Recent Blog Articles
Pouring from an empty cup? Three ways to refill emotionally
Give praise to the elbow: A bending, twisting marvel
Sneezy and dopey? Seasonal allergies and your brain
The FDA relaxes restrictions on blood donation
Apps to accelerometers: Can technology improve mental health in older adults?
Swimming and skin: What to know if a child has eczema
A muscle-building obsession in boys: What to know and do
Natural disasters strike everywhere: Ways to help protect your health
Dementia: Coping with common, sometimes distressing behaviors
Screening tests may save lives — so when is it time to stop?
Optimism, heart health, and longevity: Unraveling the link for Black Americans
- By Julie Corliss, Executive Editor, Harvard Heart Letter
A positive outlook has been linked to better heart health and a longer life. But is that true for Black Americans, whose average lifespan is about 72 years, compared with an average lifespan of 77 years for all Americans?
Recent findings from the nation's largest and longest-running study of cardiovascular risk factors in Black Americans, the Jackson Heart Study, suggest that the answer is a qualified yes. Cardiovascular diseases, which give rise to heart attack and stroke, are the leading cause of death and disability worldwide. Perhaps not surprisingly, the association between optimism and longevity in Black Americans appears to be strongest among people with higher education or income levels, and those ages 55 and younger. It also proved stronger among men than among women.

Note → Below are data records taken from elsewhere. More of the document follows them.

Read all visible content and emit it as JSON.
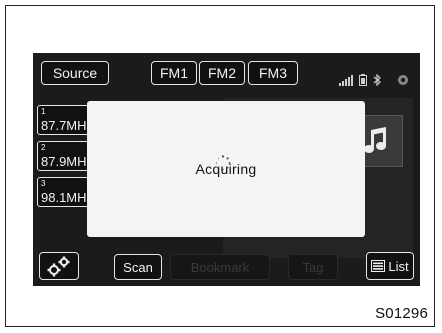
{
  "header": {
    "source_label": "Source",
    "bands": [
      "FM1",
      "FM2",
      "FM3"
    ]
  },
  "status_icons": [
    "signal-strength-icon",
    "battery-icon",
    "bluetooth-icon",
    "settings-dot-icon"
  ],
  "presets": [
    {
      "number": "1",
      "frequency": "87.7MH"
    },
    {
      "number": "2",
      "frequency": "87.9MH"
    },
    {
      "number": "3",
      "frequency": "98.1MH"
    }
  ],
  "dialog": {
    "message": "Acquiring",
    "icon": "loading-spinner-icon"
  },
  "album_icon": "music-note-icon",
  "bottom_bar": {
    "settings_icon": "gears-icon",
    "scan_label": "Scan",
    "bookmark_label": "Bookmark",
    "tag_label": "Tag",
    "list_label": "List",
    "list_icon": "list-icon"
  },
  "figure_id": "S01296",
  "colors": {
    "screen_bg": "#1b1b1b",
    "button_border": "#e6e6e6",
    "dialog_bg": "#f4f4f4"
  }
}
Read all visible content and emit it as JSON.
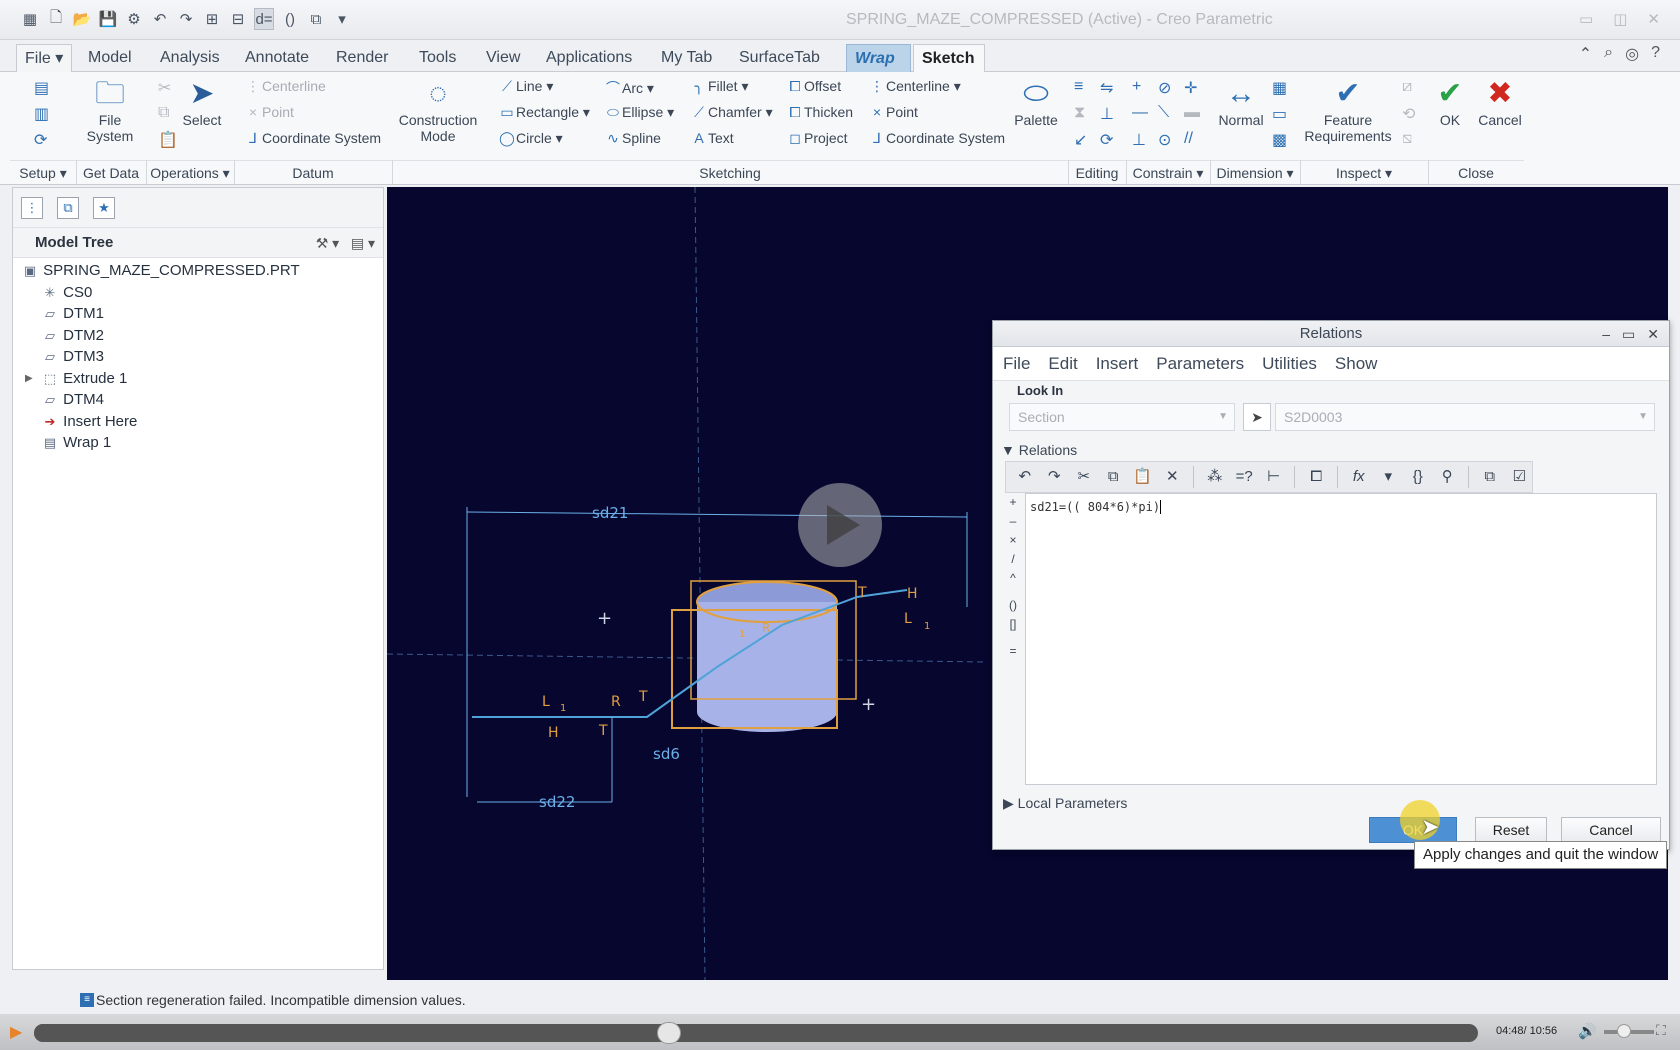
{
  "window": {
    "title": "SPRING_MAZE_COMPRESSED (Active) - Creo Parametric",
    "minimize": "▭",
    "restore": "◫",
    "close": "✕"
  },
  "quick_access": [
    "new-icon",
    "open-icon",
    "save-icon",
    "regenerate-icon",
    "undo-icon",
    "redo-icon",
    "relations-icon",
    "dimension-icon"
  ],
  "tabs": [
    {
      "label": "File",
      "type": "file"
    },
    {
      "label": "Model"
    },
    {
      "label": "Analysis"
    },
    {
      "label": "Annotate"
    },
    {
      "label": "Render"
    },
    {
      "label": "Tools"
    },
    {
      "label": "View"
    },
    {
      "label": "Applications"
    },
    {
      "label": "My Tab"
    },
    {
      "label": "SurfaceTab"
    },
    {
      "label": "Wrap",
      "type": "wrap"
    },
    {
      "label": "Sketch",
      "type": "sketch"
    }
  ],
  "ribbon": {
    "file_system": "File\nSystem",
    "select": "Select",
    "centerline1": "Centerline",
    "point1": "Point",
    "coord_sys1": "Coordinate System",
    "construction_mode": "Construction\nMode",
    "line": "Line",
    "rectangle": "Rectangle",
    "circle": "Circle",
    "arc": "Arc",
    "ellipse": "Ellipse",
    "spline": "Spline",
    "fillet": "Fillet",
    "chamfer": "Chamfer",
    "text": "Text",
    "offset": "Offset",
    "thicken": "Thicken",
    "project": "Project",
    "centerline2": "Centerline",
    "point2": "Point",
    "coord_sys2": "Coordinate System",
    "palette": "Palette",
    "normal": "Normal",
    "feature_req": "Feature\nRequirements",
    "ok": "OK",
    "cancel": "Cancel",
    "groups": {
      "setup": "Setup",
      "get_data": "Get Data",
      "operations": "Operations",
      "datum": "Datum",
      "sketching": "Sketching",
      "editing": "Editing",
      "constrain": "Constrain",
      "dimension": "Dimension",
      "inspect": "Inspect",
      "close": "Close"
    }
  },
  "model_tree": {
    "header": "Model Tree",
    "items": [
      {
        "label": "SPRING_MAZE_COMPRESSED.PRT",
        "icon": "part-icon",
        "glyph": "▣"
      },
      {
        "label": "CS0",
        "icon": "coord-system-icon",
        "glyph": "✳"
      },
      {
        "label": "DTM1",
        "icon": "datum-plane-icon",
        "glyph": "▱"
      },
      {
        "label": "DTM2",
        "icon": "datum-plane-icon",
        "glyph": "▱"
      },
      {
        "label": "DTM3",
        "icon": "datum-plane-icon",
        "glyph": "▱"
      },
      {
        "label": "Extrude 1",
        "icon": "extrude-icon",
        "glyph": "⬚"
      },
      {
        "label": "DTM4",
        "icon": "datum-plane-icon",
        "glyph": "▱"
      },
      {
        "label": "Insert Here",
        "icon": "insert-arrow-icon",
        "glyph": "➔"
      },
      {
        "label": "Wrap 1",
        "icon": "wrap-icon",
        "glyph": "▤"
      }
    ]
  },
  "sketch": {
    "dims": [
      "sd21",
      "sd22",
      "sd6",
      "T",
      "H",
      "L",
      "1",
      "R",
      "T",
      "L",
      "1",
      "H",
      "T",
      "R",
      "1"
    ]
  },
  "relations_dialog": {
    "title": "Relations",
    "menu": [
      "File",
      "Edit",
      "Insert",
      "Parameters",
      "Utilities",
      "Show"
    ],
    "look_in_label": "Look In",
    "look_in_section": "Section",
    "look_in_object": "S2D0003",
    "relations_label": "Relations",
    "editor_text": "sd21=(( 804*6)*pi)",
    "local_params_label": "Local Parameters",
    "ok": "OK",
    "reset": "Reset",
    "cancel": "Cancel",
    "tooltip": "Apply changes and quit the window"
  },
  "status": {
    "message": "Section regeneration failed.  Incompatible dimension values."
  },
  "player": {
    "time": "04:48/ 10:56",
    "progress": 0.44,
    "volume": 0.4
  }
}
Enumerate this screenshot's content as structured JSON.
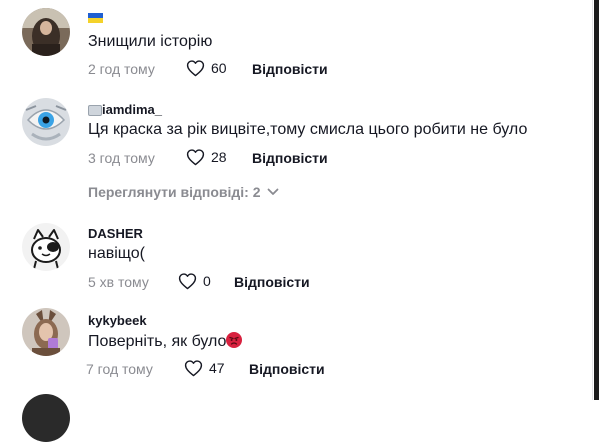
{
  "comments": [
    {
      "username": "",
      "flag": "ukraine-flag",
      "text": "Знищили історію",
      "time": "2 год тому",
      "likes": "60",
      "reply": "Відповісти"
    },
    {
      "username": "iamdima_",
      "username_prefix_icon": "image-icon",
      "text": "Ця краска за рік вицвіте,тому смисла цього робити не було",
      "time": "3 год тому",
      "likes": "28",
      "reply": "Відповісти",
      "view_replies": "Переглянути відповіді: 2"
    },
    {
      "username": "DASHER",
      "text": "навіщо(",
      "time": "5 хв тому",
      "likes": "0",
      "reply": "Відповісти"
    },
    {
      "username": "kykybeek",
      "text": "Поверніть, як було",
      "text_emoji": "angry-face-emoji",
      "time": "7 год тому",
      "likes": "47",
      "reply": "Відповісти"
    }
  ],
  "colors": {
    "text": "#161823",
    "muted": "#8a8b91",
    "flag_blue": "#1f5fd1",
    "flag_yellow": "#f4d22a"
  }
}
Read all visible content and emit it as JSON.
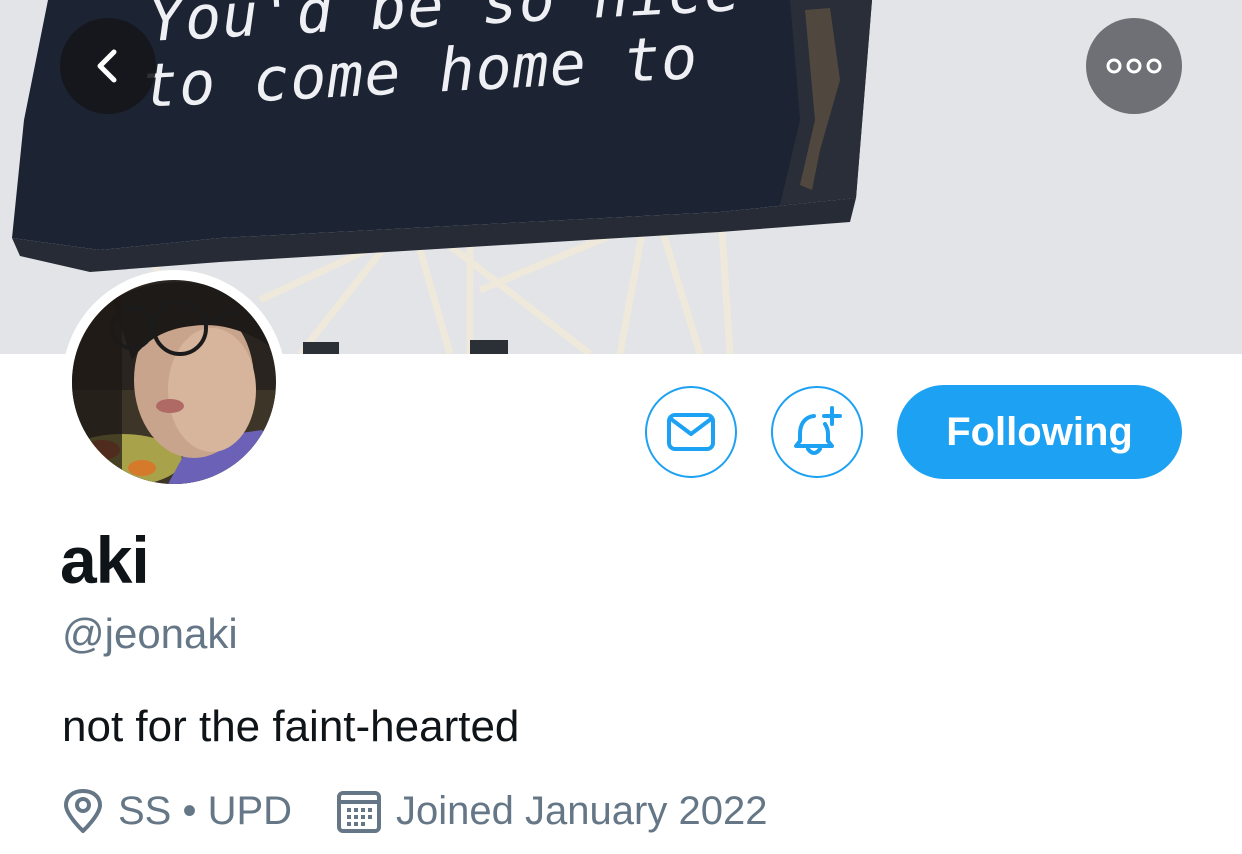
{
  "banner": {
    "billboard_line_1": "You'd be so nice",
    "billboard_line_2": "to come home to"
  },
  "nav": {
    "back_icon": "chevron-left-icon",
    "more_icon": "more-horizontal-icon"
  },
  "actions": {
    "message_icon": "envelope-icon",
    "notifications_icon": "bell-plus-icon",
    "follow_label": "Following"
  },
  "profile": {
    "display_name": "aki",
    "handle": "@jeonaki",
    "bio": "not for the faint-hearted",
    "location": "SS • UPD",
    "joined": "Joined January 2022"
  },
  "colors": {
    "accent": "#1da1f2",
    "secondary_text": "#657786",
    "primary_text": "#0f1419"
  }
}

Is optimism the only key to longevity in this study?
Probably not. There's another possible explanation for the findings, says Dr. Rishi Wadhera, a cardiologist at Harvard-affiliated Beth Israel Deaconess Medical Center (BIDMC).
"Instead of optimism leading to better health, it's possible that healthier individuals are simply more optimistic, or less healthy individuals are less optimistic," he says. This so-called reverse causality — when cause and effect are the opposite of what one assumes — is always a possibility in observational studies, even when scientists take pains to control for possible confounding factors such as health conditions and behaviors, as they did in this study.
"Nonetheless, these findings contribute to a body of evidence that suggests that psychosocial resources, mood, and mental health are all associated with health," says Dr. Wadhera, who is section head of health policy and equity research at the Richard A. and Susan F. Smith Center for Outcomes Research in Cardiology at BIDMC.
Measuring optimism in the study
Led by researchers at the Harvard T.H. Chan School of Public Health, the study included 2,652 women and 1,444 men who were part of the Jackson Heart Study. Researchers measured optimism using the Life Orientation Test-Revised, which includes questions such as "In uncertain times, I usually expect the best." Responses are scored on a scale of 0 (strongly disagree) to 4 (strongly agree). The researchers administered this test and others between 2000 and 2004, and tracked mortality among the study participants until 2018.
Optimism — the general belief that good things will happen — may be partly inherited, although genetic factors are thought to explain only about 20% to 30% of this trait. Some research suggests that people can enhance their feelings of optimism either through cognitive behavioral therapy or writing exercises that focus on imagining their "best possible future self."
Still, optimism is but one of many intertwined social factors that influence how long people live. A better understanding of biological pathways that could potentially explain the outcomes observed in this study may help, says Dr. Wadhera."But to meaningfully address the alarming and ubiquitous health inequities that exist in our country, we need to tackle the unacceptable gaps in care and resources that exist between different racial and ethnic groups," he adds. This includes disparities in health insurance coverage, access to health care, neighborhood factors such as access to green space and healthy foods, and environmental stressors such as pollution exposure. "Doing so may help people and communities from all backgrounds live happier and longer lives," Dr. Wadhera says.
About the Author
Julie Corliss, Executive Editor, Harvard Heart Letter
As a service to our readers, Harvard Health Publishing provides access to our library of archived content. Please note the date of last review or update on all articles.
No content on this site, regardless of date, should ever be used as a substitute for direct medical advice from your doctor or other qualified clinician.
You might also be interested in…
Positive Psychology: Harnessing the power of happiness, mindfulness, and inner strength
Positive emotions have been linked with better health, longer life, and greater well-being in numerous scientific studies. On the other hand, chronic anger, worry, and hostility increase the risk of developing heart disease, as people react to these feelings with raised blood pressure and stiffening of blood vessels. But it isn’t easy to maintain a healthy, positive emotional state. Positive Psychology: Harnessing the power of happiness, mindfulness, and inner strength is a guide to the concepts that can help you find well-being and happiness, based on the latest research.
Free Healthbeat Signup
Get the latest in health news delivered to your inbox!